Training this breed for Obedience can be frustrating, because Shih Tzu are real hams. They are likely to wander off to greet people at ringside, flip over on their backs while wagging their entire bodies when told to “down,” and otherwise add crowd-pleasing enhancements to their routines. Performance activities are a great way for you and your dog to bond, and training is well worth the effort. Shih Tzu, like all dogs, should learn the commands “come,” “sit,” “down,” “leave it,” and “stay,” at the very least for their own protection. Shih Tzu, being even-tempered and affectionate, also make good therapy dogs.
Without question, Shih Tzu are people dogs. Longtime Shih Tzu breeders often joke that they are like potato chips—you can’t have just one. This is such an easy breed to live with. There are few sex differences. In fact, most people think that male Shih Tzu are more affectionate than females; the latter seem to take all of the attention for granted rather than actively seeking it out. Shih Tzu of all ages love to be near you, and puppies are so underfoot that you have to be very careful not to trip over them. (A Tip: Slide your feet along the ground and sit on the floor to play with them.) Your Shih Tzu will always be ready for a brisk walk or a game of fetch or a snuggle. At the same time, he will be just as happy to curl up quietly at (or on) your feet when you are busy. And don’t even think of not letting him share your bed! Shih Tzu get along well with children of all ages and other dogs of all sizes and shapes, and are as content to live in a small city apartment as in the country. If you do not have an enclosed yard, or have an unpredictable schedule, you can train your Shih Tzu to eliminate on paper. This is particularly useful when it is snowing or pouring rain! Age, sex, and color should notinfluence your decision on which Shih Tzu joins your family. Evaluate the individual dog and take the advice of your breeder. Older dogs usually adapt as quickly as puppies to new, loving homes.
To learn more about all aspects of owning or judging this sturdy, happy breed, or how to locate a responsible breeder, go to the American Shih Tzu Club website, www.americanshihtzuclub.org.
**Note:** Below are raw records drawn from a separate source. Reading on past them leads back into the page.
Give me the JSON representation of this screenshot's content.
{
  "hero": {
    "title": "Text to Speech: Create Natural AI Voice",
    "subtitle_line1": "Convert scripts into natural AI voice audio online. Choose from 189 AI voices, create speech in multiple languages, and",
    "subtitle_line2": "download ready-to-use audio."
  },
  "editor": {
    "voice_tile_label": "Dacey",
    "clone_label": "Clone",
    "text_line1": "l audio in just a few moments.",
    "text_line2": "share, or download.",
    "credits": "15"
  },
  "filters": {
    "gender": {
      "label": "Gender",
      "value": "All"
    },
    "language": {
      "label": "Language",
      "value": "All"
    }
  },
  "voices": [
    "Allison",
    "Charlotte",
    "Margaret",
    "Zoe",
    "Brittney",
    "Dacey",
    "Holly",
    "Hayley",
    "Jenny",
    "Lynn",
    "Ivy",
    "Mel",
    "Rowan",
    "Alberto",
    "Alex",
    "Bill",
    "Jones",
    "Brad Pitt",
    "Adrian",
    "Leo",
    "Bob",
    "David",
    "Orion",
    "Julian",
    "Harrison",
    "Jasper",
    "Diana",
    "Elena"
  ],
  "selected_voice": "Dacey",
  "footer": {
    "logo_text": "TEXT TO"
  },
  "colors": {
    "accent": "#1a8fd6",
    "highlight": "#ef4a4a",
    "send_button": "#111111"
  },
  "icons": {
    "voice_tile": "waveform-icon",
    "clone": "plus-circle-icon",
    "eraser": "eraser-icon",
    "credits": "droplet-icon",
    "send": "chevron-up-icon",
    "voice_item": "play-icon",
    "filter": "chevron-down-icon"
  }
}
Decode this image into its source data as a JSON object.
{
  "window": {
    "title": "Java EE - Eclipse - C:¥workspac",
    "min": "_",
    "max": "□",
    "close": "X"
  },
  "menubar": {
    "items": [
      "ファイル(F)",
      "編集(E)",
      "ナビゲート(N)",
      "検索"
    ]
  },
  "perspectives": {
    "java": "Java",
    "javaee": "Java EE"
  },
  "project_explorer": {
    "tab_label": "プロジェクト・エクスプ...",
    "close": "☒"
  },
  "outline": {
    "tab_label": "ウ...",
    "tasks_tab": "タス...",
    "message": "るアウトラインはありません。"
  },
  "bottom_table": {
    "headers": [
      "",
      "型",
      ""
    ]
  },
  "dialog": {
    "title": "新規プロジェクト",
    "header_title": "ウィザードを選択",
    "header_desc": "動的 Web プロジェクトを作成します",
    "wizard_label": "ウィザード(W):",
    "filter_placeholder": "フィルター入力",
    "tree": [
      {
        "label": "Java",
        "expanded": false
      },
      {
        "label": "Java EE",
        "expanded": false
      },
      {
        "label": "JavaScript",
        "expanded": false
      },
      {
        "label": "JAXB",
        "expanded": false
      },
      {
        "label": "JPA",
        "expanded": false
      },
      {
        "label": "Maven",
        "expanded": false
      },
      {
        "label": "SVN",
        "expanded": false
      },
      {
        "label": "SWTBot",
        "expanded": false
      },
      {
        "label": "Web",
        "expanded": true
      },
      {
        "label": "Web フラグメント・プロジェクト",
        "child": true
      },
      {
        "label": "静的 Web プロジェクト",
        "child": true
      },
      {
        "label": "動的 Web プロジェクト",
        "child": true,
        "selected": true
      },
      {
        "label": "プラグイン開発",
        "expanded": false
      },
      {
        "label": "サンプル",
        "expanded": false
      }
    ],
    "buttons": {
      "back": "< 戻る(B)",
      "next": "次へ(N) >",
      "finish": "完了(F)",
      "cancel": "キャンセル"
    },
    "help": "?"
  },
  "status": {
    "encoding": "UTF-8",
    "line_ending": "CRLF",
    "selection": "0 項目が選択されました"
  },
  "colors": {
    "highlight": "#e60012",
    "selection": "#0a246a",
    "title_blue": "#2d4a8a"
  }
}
And Welcome to the Wonderful World of Shih Tzu!
The Shih Tzu in Brief
By Jo Ann White